Elements D & E - For the lower two corners I used the triangles method of making the square-in-a-square blocks.  For the centre square - Element D (blue in the picture below), you take the finished measurement of the centre square and add 1/2".  So, since Element D finishes at 1 1/8", I cut a blue square 1 5/8" by 1 5/8".  The smaller outer triangles - Element E (yellow in the picture below) are triangles.  To do this you take the finished measurement of the triangle base ('B' in the square-in-a-square tutorial) and add 1".  So, for this block I cut two yellow squares, each 1 3/4" by 1 3/4" and then cut each square in half diagonally to make 4 triangles.

And that is how you figure out what you need to cut from fabric when you're faced with a line diagram for a pattern.  The first couple of times I did this, I was double checking and second guessing everything.  After I made a few blocks, I started recognizing these elements more and more and can now do most of them in my head (greatly speeding up the cutting process).

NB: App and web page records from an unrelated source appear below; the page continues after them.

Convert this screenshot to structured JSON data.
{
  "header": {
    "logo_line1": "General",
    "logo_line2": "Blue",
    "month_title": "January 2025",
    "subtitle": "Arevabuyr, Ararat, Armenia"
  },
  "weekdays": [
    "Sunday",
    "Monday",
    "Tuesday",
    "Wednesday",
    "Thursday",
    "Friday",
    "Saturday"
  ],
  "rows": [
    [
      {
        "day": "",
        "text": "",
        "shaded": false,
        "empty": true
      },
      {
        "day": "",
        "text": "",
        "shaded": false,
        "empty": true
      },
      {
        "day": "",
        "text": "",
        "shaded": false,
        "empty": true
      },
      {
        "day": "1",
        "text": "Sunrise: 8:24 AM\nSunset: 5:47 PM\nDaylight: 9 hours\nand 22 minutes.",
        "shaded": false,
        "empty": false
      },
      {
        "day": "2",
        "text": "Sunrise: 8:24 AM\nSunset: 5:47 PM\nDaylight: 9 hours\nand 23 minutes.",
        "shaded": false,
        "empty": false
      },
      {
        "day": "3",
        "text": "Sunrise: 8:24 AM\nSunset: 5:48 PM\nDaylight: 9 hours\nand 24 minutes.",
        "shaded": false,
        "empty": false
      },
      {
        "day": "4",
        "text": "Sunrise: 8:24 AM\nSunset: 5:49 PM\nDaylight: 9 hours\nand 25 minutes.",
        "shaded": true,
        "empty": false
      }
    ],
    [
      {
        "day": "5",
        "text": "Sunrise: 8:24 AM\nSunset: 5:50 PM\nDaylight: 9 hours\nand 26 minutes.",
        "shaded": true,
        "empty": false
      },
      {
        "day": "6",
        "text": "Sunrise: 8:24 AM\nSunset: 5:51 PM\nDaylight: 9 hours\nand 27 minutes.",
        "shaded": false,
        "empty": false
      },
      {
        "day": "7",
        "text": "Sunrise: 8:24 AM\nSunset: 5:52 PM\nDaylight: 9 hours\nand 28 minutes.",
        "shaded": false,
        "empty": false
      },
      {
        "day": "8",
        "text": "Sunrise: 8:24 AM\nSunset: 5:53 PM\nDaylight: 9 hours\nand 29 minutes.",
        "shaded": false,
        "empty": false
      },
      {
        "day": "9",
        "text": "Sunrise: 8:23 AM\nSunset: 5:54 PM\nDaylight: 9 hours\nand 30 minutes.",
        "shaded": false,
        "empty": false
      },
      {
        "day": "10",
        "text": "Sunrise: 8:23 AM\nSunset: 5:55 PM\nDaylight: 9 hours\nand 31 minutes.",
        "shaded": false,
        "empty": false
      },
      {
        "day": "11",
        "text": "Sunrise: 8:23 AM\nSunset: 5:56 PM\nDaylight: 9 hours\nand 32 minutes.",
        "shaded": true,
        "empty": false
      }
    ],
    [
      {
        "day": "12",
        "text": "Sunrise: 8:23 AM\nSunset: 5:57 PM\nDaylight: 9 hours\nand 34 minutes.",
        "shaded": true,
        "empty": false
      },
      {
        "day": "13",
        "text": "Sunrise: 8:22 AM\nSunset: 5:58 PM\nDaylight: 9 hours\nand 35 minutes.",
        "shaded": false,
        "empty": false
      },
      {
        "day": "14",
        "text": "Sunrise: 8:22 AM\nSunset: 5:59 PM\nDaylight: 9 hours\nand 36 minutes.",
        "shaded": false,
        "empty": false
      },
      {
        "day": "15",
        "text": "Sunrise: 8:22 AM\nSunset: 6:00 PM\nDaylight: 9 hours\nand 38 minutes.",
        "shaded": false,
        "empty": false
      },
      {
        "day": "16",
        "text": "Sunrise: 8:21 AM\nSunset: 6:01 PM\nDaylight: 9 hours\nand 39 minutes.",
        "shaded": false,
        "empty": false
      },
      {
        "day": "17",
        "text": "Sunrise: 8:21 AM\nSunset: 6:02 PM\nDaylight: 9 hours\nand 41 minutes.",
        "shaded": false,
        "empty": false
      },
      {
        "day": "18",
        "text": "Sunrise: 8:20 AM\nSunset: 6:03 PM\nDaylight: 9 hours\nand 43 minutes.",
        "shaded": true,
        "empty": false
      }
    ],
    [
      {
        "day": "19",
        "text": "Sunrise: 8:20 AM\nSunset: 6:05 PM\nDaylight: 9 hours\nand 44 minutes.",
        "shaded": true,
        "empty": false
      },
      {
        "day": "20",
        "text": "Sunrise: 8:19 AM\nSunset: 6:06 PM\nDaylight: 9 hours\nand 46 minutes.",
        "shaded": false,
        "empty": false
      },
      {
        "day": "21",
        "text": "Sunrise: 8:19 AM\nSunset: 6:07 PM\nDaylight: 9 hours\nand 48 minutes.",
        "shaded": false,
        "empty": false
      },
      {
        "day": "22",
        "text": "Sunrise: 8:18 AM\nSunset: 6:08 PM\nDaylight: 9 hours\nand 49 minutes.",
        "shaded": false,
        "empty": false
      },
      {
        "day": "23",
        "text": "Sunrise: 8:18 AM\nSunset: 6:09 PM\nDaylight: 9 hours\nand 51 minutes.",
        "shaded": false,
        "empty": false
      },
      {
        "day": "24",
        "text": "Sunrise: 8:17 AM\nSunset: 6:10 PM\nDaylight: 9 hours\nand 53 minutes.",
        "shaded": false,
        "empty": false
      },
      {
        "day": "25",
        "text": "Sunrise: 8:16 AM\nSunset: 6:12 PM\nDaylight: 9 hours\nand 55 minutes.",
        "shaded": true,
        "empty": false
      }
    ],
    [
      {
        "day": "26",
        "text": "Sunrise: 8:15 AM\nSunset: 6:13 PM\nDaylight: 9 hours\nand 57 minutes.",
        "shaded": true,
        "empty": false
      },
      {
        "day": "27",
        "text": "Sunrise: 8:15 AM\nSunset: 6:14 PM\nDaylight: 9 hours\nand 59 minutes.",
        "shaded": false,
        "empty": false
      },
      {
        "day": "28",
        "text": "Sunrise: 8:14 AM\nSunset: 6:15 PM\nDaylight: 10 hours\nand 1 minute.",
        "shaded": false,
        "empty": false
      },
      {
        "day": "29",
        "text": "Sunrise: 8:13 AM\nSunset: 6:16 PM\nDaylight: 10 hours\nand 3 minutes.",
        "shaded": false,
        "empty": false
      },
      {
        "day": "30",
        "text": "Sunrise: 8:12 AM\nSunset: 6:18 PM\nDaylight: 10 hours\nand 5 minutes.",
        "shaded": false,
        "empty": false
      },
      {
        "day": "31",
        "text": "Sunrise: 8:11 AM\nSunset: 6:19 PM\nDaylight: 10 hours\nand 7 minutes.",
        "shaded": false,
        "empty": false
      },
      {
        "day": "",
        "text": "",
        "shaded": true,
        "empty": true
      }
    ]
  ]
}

And, since I couldn't resist, here is the finished block!

I hope this tutorial helps everyone faced with line diagrams (Like you are with Nearly Insane, or Dear Jane, or ....).  If you have any questions or anything is confusing, please let me know.

Saturday, February 12, 2011

Cherries Jubilee

Wow, another finish!

This was also started quite some time ago.  Made from the Cherries Jubilee charm pack.  (I think I started it when I first got the charm pack, so that gives you an idea of its age).

This was another quick fun one to make that is destined for the quilt wall.

Thursday, February 10, 2011

Not a Boy Quilt

I guess focusing only works for so long...

I have a finish to report!  (Though not UFO #3 or the bookmark either)

I started this quilt many many years ago.  I had originally picked pink, blue and yellow fabric so it could be a unisex baby quilt.  Obviously it didn't turn out that way.  Oh well, it's a cute quilt anyways and will be a lovely quilt for a little girl.